Officially known as bridge 13872, the structure in the spotlight is the first bridge motorists cross when heading south toward Pine Creek on Pine Creek Road — or from the other direction, the last bridge someone would cross heading north to Pinehurst on Pine Creek Road.
It was in 2013 that Shoshone County first applied for grant funding with the Idaho Transportation Department and Local Highway Technical Assistance Council to fix the deteriorating structure. Bridges are rated on a scale of 0 to 100 in terms of structural stability, with 100 being considered entirely sufficient and 0 being entirely deficient. Before its replacement, this Pine Creek bridge was rated at 7.
The original contract for a new bridge called for phased construction; or building one complete side and then moving onto the other. Through an innovative proposal from the project’s contractor though, a temporary bridge structure was used to detour traffic.
When funding was finally secured, a multi-group project was initiated that involved personnel from Shoshone County, as owners and project oversight; JUB Engineers, as the design firm; HMH Engineering, as the construction administration and inspection firm; C.L. Heilman Company, Inc., as the Construction Contractor; and LHTAC, as overall project and funding administration.
LHTAC Resident Engineer Megan Kautz said that the project gained federal funding by way of the efforts of Shoshone County staff through a Bridge Program administered by LHTAC.
Total construction time was scheduled for three months, but crews were able to finish 19 days early and even a bit under budget.
The replacement included a 130-foot, single span, concrete girder bridge with enhanced drainage and safety features.
Shoshone County Public Works Director James Cason said that in addition to the added width and reinforced structure, the new bridge is an improvement over the old one because it has no center support.
“This is great because it keeps trees and other things from hanging up,” he said.
With this bridge officially opened for use on Oct. 4, Shoshone County is now turning its attention to other bridges in the area that have similarly low ratings and need replacement. Two bridges in particular that are high up on the county’s list are right down the road from bridge 13872.
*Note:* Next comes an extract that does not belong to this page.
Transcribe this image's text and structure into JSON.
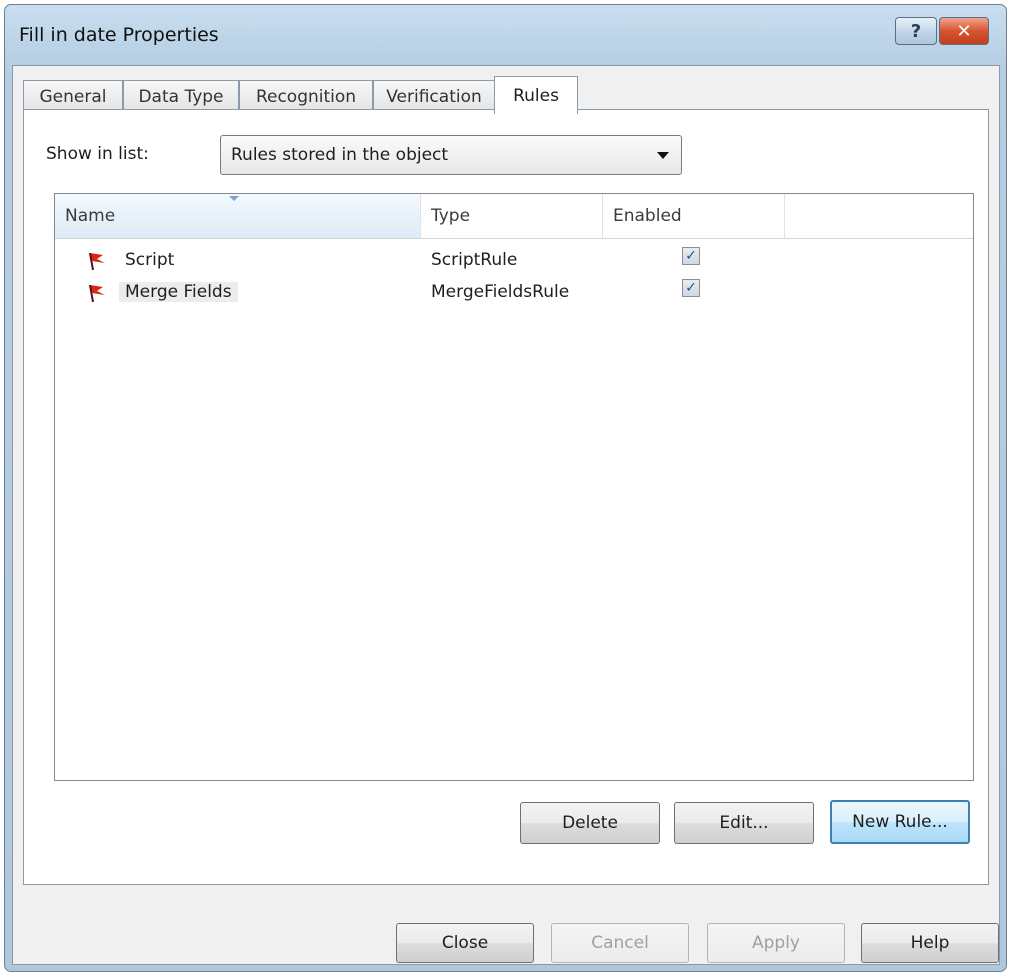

Designs for the Silver Bridge in Enaville have also been asked for, but nothing has been confirmed at this time.